Ce livre est apparu en tant que ASC Publications Occasionnelles; Numéro 37, 2020. Il comprend un CD contenant une sélection des chansons décrites.

English summary

In the 19th century a blind singer roamed the plains and cliff side area of the Dogon in Central Mali. His name was Abirè Goro, and both as a singer and a prophet he gained a huge reputation that still reverberates among the Dogon, who not only still remember and quote his many local predictions, but still sing his main legacy, a cycle of songs called the baja ni. As part of the funeral rituals, these chants are sung during a full night, in a performance lasting seven hours. The texts relate about history of the villages, local wars, village life, but are mainly songs of mourning, expressions of the essence of life as seen by the Dogon: life, death and destiny, the joy of life and the ways to cope with its inevitable demise.

This book encapsulates such a song performance, taking the reader to one particular night in one cliff side village, Tireli, where on 8-9 June 2005 some 83 songs of the prophet/singer were performed by a large group of singers. With this performance they took a fond farewell from one of them who had died. For the first time, the texts of these baja ni songs have been transcribed, translated and put into print, with extensive comments and explanations of the often cryptic and symbolic wording. An elaborate introduction gives an overview of the prophet’s life and times, of the ways the Dogon have kept this legacy alive and its place in the funeral proceedings, and delves into the philosophy of life that emanates from these songs. The last chapter deals with the dynamics of these chants, comparing the performance of the book with a series of earlier recordings, since this book is based upon data spreading 40 years.

This book has appeared as ASC occasional publications; Issue 37, 2020. It contains a CD with a selection of the songs described. An English translation of the book will follow.

Author(s) / editor(s)

Walter E.A. van Beek, Atimè Dogolu Saye, Oumarou Sambo Ongoi

About the author(s) / editor(s)

Walter van Beek is a retired research fellow at the ASCL. The ethnography of the Mandara Mountains, in particular the Kapsiki/Higi in the North of Cameroon, forms a permanent element in his work. In Mali the Dogon of Central Mali form the first focus of his research.

Atimè Dogolu Saye has been working for many years now as assistant to Walter van Beek, and transcribed and translated the texts. He lives in Tireli, and heads the large family into which the first author has been adopted, succeeding his father Dogolu, the ‘older brother’ of Van Beek.

Oumarou Sambo Ongoi is a linguist, who wrote a thesis on Jamsay phonology, the Dogon language the songs are performed in. He lives in Toronto, Canada, as a French language teacher. Because the singers speak Toro so Dogon, Ongoiba’s expertise in the language of Abirè has been crucial for this book.

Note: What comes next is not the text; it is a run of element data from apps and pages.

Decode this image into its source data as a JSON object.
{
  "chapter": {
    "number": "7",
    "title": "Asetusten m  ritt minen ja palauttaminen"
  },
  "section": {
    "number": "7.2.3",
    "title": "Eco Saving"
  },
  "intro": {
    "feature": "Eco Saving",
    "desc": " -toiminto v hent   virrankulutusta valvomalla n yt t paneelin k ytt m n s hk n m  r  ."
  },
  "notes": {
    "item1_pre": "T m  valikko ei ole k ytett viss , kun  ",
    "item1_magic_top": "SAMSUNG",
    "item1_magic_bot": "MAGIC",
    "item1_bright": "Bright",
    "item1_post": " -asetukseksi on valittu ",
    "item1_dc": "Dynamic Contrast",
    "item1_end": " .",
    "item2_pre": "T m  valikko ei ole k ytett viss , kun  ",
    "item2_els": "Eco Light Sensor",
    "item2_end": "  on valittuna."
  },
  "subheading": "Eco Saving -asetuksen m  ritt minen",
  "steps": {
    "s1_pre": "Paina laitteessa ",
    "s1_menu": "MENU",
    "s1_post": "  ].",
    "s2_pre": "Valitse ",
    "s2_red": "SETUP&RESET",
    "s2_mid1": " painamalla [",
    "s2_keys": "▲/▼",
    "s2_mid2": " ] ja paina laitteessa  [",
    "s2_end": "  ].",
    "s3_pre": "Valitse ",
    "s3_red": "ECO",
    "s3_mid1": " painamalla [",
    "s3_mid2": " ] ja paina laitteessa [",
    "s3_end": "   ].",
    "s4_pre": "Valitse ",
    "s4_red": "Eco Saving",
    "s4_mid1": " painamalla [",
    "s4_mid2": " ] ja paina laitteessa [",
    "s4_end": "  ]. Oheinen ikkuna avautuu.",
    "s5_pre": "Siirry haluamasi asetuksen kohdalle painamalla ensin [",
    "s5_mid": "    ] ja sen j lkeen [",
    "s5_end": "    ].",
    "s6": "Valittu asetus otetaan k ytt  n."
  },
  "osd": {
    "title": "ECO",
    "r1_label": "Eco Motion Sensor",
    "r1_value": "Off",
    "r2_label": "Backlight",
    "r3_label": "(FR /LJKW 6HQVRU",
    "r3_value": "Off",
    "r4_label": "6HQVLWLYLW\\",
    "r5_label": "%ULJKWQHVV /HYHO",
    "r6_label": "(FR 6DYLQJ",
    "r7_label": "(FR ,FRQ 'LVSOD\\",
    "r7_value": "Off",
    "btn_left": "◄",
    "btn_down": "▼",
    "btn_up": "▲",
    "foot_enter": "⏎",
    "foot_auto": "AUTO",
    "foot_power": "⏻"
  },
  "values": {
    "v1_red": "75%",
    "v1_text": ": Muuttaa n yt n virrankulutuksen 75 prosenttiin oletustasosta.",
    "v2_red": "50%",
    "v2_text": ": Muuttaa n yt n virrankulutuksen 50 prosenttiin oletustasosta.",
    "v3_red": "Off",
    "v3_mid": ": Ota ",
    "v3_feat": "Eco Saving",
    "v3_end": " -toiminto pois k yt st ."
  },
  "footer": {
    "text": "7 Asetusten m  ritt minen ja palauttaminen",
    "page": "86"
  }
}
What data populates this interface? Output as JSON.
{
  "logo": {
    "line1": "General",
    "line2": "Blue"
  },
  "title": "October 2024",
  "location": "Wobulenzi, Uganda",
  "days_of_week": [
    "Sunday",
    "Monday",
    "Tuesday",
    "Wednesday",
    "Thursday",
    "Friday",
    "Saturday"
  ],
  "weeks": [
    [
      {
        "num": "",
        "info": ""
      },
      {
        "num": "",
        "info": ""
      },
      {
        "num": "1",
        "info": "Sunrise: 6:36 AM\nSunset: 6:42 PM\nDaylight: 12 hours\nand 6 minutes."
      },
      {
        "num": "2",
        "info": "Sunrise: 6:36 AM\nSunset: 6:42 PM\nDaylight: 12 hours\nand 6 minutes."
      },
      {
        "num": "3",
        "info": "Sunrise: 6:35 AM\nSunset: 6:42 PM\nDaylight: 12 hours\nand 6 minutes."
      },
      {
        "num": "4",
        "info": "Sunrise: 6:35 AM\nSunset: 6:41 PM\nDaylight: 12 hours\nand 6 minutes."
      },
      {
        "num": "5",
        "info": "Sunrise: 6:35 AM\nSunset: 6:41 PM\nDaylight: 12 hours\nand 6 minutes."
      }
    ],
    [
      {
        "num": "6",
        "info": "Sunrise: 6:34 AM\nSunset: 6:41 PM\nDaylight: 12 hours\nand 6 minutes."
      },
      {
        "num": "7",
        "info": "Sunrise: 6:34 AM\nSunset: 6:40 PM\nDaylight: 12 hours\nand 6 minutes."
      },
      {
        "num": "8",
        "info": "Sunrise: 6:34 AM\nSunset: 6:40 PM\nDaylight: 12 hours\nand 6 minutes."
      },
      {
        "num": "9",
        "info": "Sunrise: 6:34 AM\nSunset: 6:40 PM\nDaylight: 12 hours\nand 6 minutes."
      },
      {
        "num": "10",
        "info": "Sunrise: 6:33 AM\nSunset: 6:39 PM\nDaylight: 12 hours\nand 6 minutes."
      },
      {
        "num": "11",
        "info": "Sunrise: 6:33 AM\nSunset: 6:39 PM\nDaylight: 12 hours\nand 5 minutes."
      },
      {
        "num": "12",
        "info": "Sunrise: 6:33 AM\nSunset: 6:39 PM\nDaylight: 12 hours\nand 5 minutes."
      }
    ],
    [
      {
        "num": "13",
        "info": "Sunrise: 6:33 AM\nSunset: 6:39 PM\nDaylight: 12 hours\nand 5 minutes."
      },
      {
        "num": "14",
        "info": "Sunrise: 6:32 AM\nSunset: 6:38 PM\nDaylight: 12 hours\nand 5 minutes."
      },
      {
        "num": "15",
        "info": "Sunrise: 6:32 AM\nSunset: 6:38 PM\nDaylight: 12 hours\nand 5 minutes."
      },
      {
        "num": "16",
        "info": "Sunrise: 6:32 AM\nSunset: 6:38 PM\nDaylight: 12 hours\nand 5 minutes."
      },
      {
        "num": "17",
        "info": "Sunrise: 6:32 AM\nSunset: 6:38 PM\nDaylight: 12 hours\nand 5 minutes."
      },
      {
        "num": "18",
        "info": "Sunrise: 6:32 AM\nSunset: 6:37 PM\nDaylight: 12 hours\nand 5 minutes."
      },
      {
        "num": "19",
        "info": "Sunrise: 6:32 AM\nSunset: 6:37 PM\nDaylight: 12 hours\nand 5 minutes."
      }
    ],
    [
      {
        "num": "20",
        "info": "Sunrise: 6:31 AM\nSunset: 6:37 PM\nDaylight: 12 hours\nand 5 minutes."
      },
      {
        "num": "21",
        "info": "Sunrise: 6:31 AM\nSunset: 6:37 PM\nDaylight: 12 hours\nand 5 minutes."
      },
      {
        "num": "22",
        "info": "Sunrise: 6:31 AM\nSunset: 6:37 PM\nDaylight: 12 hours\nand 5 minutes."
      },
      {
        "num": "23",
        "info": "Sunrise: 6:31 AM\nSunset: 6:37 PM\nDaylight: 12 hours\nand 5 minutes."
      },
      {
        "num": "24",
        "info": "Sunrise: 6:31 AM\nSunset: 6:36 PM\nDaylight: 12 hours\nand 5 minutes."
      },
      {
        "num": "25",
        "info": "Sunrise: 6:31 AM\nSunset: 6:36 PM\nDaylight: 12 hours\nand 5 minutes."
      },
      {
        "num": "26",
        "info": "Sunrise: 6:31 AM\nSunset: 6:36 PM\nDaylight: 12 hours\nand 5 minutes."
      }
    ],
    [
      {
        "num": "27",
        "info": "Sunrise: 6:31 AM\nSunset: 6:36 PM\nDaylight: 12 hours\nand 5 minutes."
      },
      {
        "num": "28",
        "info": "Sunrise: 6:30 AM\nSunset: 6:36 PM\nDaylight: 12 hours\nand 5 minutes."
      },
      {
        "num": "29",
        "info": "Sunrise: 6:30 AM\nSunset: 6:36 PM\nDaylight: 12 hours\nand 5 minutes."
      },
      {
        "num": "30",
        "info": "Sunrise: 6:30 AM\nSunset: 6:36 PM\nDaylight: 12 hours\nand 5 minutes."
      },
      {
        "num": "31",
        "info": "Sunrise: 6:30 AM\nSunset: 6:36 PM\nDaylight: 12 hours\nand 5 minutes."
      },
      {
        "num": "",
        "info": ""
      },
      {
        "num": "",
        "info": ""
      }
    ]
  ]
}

How to order

Order this book in the ASCL web shop (€ 15,00). From 14 February 2020, the book will include a CD containing a selection of the songs described. A partir du 14 février 2020, le livre comprendra un CD contenant une sélection des chansons décrites.